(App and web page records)
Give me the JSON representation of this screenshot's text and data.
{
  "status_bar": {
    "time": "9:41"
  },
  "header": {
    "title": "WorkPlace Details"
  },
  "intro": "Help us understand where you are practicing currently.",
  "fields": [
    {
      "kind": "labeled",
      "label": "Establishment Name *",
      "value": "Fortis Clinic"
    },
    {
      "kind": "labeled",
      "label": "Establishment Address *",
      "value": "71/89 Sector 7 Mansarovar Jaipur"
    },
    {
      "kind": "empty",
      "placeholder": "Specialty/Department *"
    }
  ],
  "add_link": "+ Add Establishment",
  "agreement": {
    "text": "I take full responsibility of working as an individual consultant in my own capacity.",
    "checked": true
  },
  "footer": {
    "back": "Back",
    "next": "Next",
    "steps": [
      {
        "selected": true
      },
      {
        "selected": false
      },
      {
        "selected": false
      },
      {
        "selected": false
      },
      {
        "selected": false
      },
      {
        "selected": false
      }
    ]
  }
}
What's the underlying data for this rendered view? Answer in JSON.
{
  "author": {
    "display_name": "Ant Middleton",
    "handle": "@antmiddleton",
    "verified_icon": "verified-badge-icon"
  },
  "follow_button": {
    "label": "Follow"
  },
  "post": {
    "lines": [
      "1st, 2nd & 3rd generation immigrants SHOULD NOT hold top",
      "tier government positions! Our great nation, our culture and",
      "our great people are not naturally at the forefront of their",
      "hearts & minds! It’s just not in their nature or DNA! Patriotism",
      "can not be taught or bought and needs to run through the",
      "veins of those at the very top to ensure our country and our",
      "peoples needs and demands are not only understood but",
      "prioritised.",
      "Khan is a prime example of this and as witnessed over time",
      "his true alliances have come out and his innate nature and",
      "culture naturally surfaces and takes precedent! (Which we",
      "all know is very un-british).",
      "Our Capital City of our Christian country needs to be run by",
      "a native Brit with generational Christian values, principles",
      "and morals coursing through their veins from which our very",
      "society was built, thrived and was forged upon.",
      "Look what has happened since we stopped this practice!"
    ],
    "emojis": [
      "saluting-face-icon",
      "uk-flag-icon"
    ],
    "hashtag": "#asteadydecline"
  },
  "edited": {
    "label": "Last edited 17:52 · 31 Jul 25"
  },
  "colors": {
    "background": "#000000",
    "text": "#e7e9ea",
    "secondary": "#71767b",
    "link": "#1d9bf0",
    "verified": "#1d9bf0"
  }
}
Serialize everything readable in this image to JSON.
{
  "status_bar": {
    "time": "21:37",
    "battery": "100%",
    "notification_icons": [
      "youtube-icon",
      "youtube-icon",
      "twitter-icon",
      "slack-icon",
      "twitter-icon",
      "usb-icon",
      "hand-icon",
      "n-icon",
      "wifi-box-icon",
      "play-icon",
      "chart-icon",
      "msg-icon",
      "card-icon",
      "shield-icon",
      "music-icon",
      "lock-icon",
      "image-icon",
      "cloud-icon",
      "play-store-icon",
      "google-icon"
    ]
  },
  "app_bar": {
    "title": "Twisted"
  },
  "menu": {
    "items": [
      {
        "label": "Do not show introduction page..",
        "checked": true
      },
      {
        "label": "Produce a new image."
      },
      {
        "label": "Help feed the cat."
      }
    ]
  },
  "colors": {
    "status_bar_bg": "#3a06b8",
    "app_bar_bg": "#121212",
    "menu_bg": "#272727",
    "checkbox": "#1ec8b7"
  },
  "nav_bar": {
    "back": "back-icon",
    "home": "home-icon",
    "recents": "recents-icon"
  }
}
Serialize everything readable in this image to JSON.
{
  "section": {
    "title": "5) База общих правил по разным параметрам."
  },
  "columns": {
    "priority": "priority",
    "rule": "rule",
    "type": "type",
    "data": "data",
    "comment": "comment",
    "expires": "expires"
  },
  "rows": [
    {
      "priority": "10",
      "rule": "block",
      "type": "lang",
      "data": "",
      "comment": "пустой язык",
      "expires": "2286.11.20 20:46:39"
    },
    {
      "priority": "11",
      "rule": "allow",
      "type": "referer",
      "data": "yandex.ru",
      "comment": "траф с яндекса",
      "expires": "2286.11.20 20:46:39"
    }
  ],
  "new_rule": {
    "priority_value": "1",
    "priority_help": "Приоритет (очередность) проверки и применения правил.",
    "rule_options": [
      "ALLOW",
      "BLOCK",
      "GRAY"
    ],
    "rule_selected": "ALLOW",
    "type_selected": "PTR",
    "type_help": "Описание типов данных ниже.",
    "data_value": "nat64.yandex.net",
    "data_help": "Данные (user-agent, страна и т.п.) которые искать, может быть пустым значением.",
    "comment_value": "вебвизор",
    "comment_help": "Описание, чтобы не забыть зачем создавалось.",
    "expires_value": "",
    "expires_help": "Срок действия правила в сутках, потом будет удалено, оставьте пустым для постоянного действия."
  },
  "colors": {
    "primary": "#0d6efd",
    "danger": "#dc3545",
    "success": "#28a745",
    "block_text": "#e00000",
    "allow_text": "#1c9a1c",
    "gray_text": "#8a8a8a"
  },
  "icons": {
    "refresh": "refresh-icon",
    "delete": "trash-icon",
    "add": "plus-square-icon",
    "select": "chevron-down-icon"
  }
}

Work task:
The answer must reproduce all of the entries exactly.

Task solution:
Give me the JSON representation of this screenshot's text and data.
{
  "status_bar": {
    "time": "9:41"
  },
  "header": {
    "title": "WorkPlace Details"
  },
  "intro": "Help us understand where you are practicing currently.",
  "fields": [
    {
      "kind": "labeled",
      "label": "Establishment Name *",
      "value": "Fortis Clinic"
    },
    {
      "kind": "labeled",
      "label": "Establishment Address *",
      "value": "71/89 Sector 7 Mansarovar Jaipur"
    },
    {
      "kind": "empty",
      "placeholder": "Specialty/Department *"
    }
  ],
  "add_link": "+ Add Establishment",
  "agreement": {
    "text": "I take full responsibility of working as an individual consultant in my own capacity.",
    "checked": true
  },
  "footer": {
    "back": "Back",
    "next": "Next",
    "steps": [
      {
        "selected": true
      },
      {
        "selected": false
      },
      {
        "selected": false
      },
      {
        "selected": false
      },
      {
        "selected": false
      },
      {
        "selected": false
      }
    ]
  }
}
What's the underlying data for this rendered view? Answer in JSON.
{
  "author": {
    "display_name": "Ant Middleton",
    "handle": "@antmiddleton",
    "verified_icon": "verified-badge-icon"
  },
  "follow_button": {
    "label": "Follow"
  },
  "post": {
    "lines": [
      "1st, 2nd & 3rd generation immigrants SHOULD NOT hold top",
      "tier government positions! Our great nation, our culture and",
      "our great people are not naturally at the forefront of their",
      "hearts & minds! It’s just not in their nature or DNA! Patriotism",
      "can not be taught or bought and needs to run through the",
      "veins of those at the very top to ensure our country and our",
      "peoples needs and demands are not only understood but",
      "prioritised.",
      "Khan is a prime example of this and as witnessed over time",
      "his true alliances have come out and his innate nature and",
      "culture naturally surfaces and takes precedent! (Which we",
      "all know is very un-british).",
      "Our Capital City of our Christian country needs to be run by",
      "a native Brit with generational Christian values, principles",
      "and morals coursing through their veins from which our very",
      "society was built, thrived and was forged upon.",
      "Look what has happened since we stopped this practice!"
    ],
    "emojis": [
      "saluting-face-icon",
      "uk-flag-icon"
    ],
    "hashtag": "#asteadydecline"
  },
  "edited": {
    "label": "Last edited 17:52 · 31 Jul 25"
  },
  "colors": {
    "background": "#000000",
    "text": "#e7e9ea",
    "secondary": "#71767b",
    "link": "#1d9bf0",
    "verified": "#1d9bf0"
  }
}
Serialize everything readable in this image to JSON.
{
  "status_bar": {
    "time": "21:37",
    "battery": "100%",
    "notification_icons": [
      "youtube-icon",
      "youtube-icon",
      "twitter-icon",
      "slack-icon",
      "twitter-icon",
      "usb-icon",
      "hand-icon",
      "n-icon",
      "wifi-box-icon",
      "play-icon",
      "chart-icon",
      "msg-icon",
      "card-icon",
      "shield-icon",
      "music-icon",
      "lock-icon",
      "image-icon",
      "cloud-icon",
      "play-store-icon",
      "google-icon"
    ]
  },
  "app_bar": {
    "title": "Twisted"
  },
  "menu": {
    "items": [
      {
        "label": "Do not show introduction page..",
        "checked": true
      },
      {
        "label": "Produce a new image."
      },
      {
        "label": "Help feed the cat."
      }
    ]
  },
  "colors": {
    "status_bar_bg": "#3a06b8",
    "app_bar_bg": "#121212",
    "menu_bg": "#272727",
    "checkbox": "#1ec8b7"
  },
  "nav_bar": {
    "back": "back-icon",
    "home": "home-icon",
    "recents": "recents-icon"
  }
}
Serialize everything readable in this image to JSON.
{
  "section": {
    "title": "5) База общих правил по разным параметрам."
  },
  "columns": {
    "priority": "priority",
    "rule": "rule",
    "type": "type",
    "data": "data",
    "comment": "comment",
    "expires": "expires"
  },
  "rows": [
    {
      "priority": "10",
      "rule": "block",
      "type": "lang",
      "data": "",
      "comment": "пустой язык",
      "expires": "2286.11.20 20:46:39"
    },
    {
      "priority": "11",
      "rule": "allow",
      "type": "referer",
      "data": "yandex.ru",
      "comment": "траф с яндекса",
      "expires": "2286.11.20 20:46:39"
    }
  ],
  "new_rule": {
    "priority_value": "1",
    "priority_help": "Приоритет (очередность) проверки и применения правил.",
    "rule_options": [
      "ALLOW",
      "BLOCK",
      "GRAY"
    ],
    "rule_selected": "ALLOW",
    "type_selected": "PTR",
    "type_help": "Описание типов данных ниже.",
    "data_value": "nat64.yandex.net",
    "data_help": "Данные (user-agent, страна и т.п.) которые искать, может быть пустым значением.",
    "comment_value": "вебвизор",
    "comment_help": "Описание, чтобы не забыть зачем создавалось.",
    "expires_value": "",
    "expires_help": "Срок действия правила в сутках, потом будет удалено, оставьте пустым для постоянного действия."
  },
  "colors": {
    "primary": "#0d6efd",
    "danger": "#dc3545",
    "success": "#28a745",
    "block_text": "#e00000",
    "allow_text": "#1c9a1c",
    "gray_text": "#8a8a8a"
  },
  "icons": {
    "refresh": "refresh-icon",
    "delete": "trash-icon",
    "add": "plus-square-icon",
    "select": "chevron-down-icon"
  }
}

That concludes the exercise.